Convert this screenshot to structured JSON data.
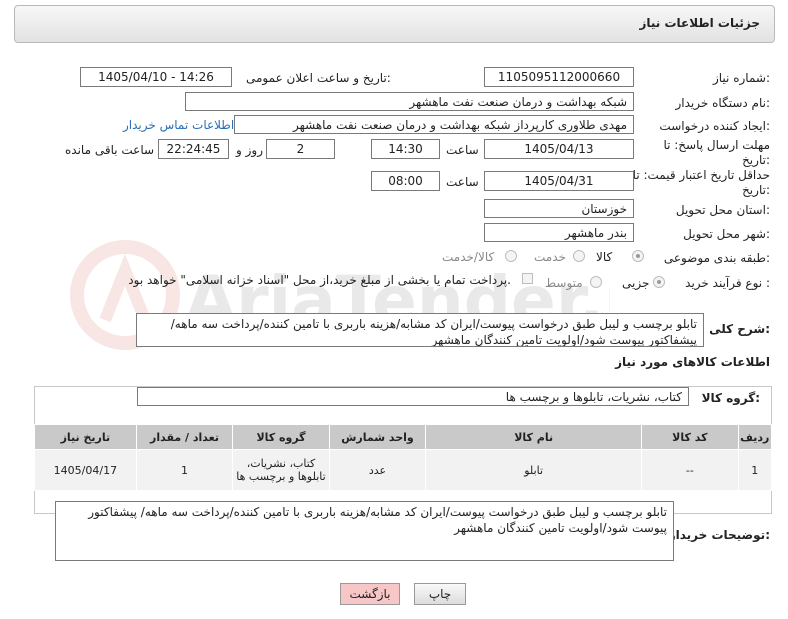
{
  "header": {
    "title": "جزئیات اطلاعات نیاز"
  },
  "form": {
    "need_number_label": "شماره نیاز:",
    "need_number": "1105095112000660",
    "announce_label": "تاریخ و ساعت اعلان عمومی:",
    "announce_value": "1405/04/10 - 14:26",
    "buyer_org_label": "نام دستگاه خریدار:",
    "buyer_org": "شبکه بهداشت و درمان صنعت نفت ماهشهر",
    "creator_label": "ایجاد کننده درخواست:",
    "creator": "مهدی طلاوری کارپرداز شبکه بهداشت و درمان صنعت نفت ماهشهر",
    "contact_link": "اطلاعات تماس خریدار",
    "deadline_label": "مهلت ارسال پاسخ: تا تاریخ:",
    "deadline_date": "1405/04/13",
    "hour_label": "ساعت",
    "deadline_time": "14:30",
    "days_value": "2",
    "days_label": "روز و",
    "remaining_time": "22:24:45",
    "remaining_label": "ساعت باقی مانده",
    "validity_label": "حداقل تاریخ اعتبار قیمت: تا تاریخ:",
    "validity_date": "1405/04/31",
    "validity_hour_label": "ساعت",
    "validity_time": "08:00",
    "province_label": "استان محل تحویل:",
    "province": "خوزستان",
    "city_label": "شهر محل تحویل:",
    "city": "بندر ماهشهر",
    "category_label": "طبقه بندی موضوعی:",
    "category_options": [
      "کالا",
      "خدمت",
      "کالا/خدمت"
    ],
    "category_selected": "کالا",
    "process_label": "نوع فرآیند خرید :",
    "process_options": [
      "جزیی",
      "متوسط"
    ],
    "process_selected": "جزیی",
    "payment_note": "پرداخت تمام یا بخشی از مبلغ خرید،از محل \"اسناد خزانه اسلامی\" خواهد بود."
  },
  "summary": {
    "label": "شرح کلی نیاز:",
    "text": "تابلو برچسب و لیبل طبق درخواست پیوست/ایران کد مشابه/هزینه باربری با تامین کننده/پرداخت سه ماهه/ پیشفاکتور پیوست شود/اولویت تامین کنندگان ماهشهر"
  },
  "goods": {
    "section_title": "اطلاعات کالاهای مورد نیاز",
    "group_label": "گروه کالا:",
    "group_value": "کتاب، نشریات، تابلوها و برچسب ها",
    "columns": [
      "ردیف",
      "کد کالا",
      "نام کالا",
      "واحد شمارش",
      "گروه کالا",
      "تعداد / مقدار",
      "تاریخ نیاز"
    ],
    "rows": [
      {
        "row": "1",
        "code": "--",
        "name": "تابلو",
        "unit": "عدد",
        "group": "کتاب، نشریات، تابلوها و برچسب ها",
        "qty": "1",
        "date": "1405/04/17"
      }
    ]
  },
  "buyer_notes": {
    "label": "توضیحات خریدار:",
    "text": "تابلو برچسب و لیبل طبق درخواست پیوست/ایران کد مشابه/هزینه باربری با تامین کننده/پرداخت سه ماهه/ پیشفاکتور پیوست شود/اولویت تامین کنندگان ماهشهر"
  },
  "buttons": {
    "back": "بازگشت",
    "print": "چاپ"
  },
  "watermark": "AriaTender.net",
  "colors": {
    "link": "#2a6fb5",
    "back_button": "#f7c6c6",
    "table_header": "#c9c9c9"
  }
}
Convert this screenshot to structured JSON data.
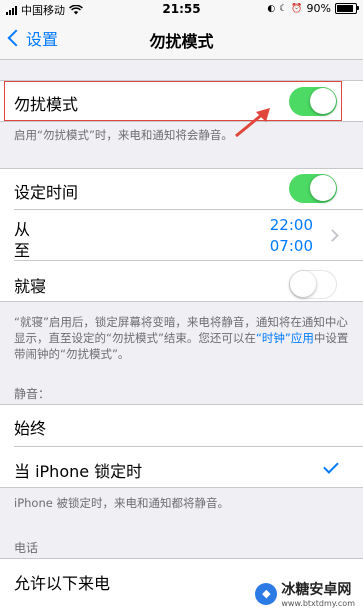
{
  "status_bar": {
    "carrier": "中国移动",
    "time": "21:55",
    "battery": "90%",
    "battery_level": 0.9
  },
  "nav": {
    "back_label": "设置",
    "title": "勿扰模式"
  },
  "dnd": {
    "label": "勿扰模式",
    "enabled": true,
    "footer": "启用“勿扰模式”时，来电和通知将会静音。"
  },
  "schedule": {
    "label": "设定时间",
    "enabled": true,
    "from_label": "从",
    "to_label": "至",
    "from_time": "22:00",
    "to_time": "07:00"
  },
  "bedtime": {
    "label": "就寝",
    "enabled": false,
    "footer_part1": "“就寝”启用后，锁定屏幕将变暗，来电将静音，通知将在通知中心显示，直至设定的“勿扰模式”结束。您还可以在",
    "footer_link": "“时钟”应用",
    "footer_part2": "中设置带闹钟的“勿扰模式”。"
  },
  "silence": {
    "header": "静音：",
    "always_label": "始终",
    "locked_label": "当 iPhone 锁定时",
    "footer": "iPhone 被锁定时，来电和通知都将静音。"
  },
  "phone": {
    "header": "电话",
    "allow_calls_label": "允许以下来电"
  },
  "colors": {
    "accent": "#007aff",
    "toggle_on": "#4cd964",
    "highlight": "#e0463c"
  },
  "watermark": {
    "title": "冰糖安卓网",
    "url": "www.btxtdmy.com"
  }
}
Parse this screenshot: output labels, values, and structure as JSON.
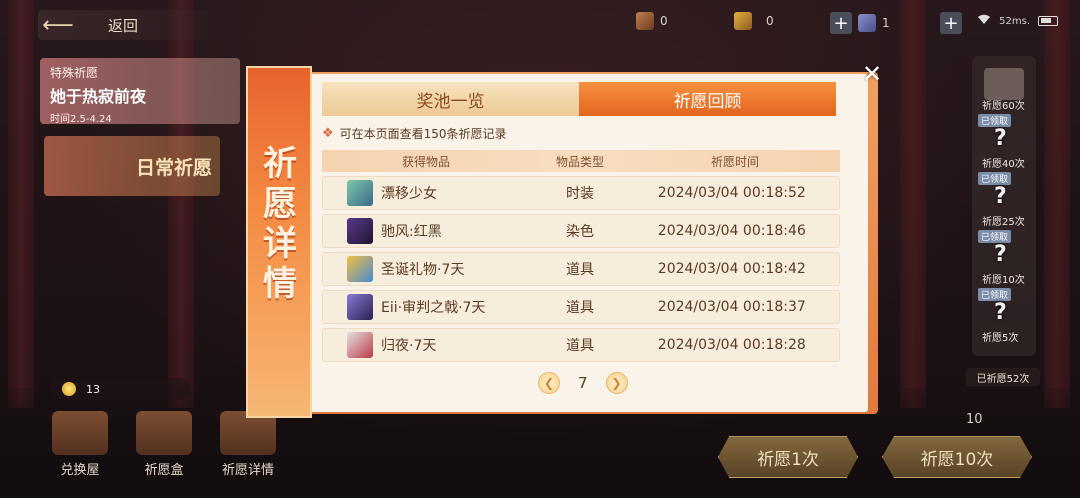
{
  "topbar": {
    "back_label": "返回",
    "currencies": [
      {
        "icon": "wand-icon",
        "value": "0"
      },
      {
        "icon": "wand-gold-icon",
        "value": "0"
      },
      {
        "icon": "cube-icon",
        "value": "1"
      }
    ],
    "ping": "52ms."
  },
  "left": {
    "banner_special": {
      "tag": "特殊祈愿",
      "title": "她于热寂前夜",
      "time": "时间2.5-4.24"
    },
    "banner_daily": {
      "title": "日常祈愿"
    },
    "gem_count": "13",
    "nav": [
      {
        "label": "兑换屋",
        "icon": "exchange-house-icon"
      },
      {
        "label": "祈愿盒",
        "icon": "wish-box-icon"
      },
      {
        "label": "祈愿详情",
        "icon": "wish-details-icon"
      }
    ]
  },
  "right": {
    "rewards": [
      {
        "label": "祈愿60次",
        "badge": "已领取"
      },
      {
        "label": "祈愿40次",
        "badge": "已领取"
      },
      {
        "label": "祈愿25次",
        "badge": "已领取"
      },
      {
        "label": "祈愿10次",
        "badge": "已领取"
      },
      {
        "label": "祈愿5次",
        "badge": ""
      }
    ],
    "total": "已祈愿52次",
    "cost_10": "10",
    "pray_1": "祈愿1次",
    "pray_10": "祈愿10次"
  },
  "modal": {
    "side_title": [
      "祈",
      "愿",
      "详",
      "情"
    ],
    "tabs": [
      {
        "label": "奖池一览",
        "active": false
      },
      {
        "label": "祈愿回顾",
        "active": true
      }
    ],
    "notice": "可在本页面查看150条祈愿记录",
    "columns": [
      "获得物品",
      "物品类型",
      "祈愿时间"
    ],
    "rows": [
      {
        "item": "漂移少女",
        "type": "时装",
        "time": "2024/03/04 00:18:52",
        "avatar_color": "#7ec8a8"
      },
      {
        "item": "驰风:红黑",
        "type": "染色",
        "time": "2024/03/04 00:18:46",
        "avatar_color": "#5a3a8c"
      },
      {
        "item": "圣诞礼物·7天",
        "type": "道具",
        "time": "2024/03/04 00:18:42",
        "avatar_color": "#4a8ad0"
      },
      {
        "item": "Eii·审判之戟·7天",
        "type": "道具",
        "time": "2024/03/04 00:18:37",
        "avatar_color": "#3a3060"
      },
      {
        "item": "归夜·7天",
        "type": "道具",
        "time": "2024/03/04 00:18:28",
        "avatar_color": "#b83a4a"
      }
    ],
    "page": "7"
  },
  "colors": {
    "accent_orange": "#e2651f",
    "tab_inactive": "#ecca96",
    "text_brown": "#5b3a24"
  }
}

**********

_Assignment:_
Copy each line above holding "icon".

_Finished task:_
        "icon": "wand-icon",
        "icon": "wand-gold-icon",
        "icon": "cube-icon",
        "icon": "exchange-house-icon"
        "icon": "wish-box-icon"
        "icon": "wish-details-icon"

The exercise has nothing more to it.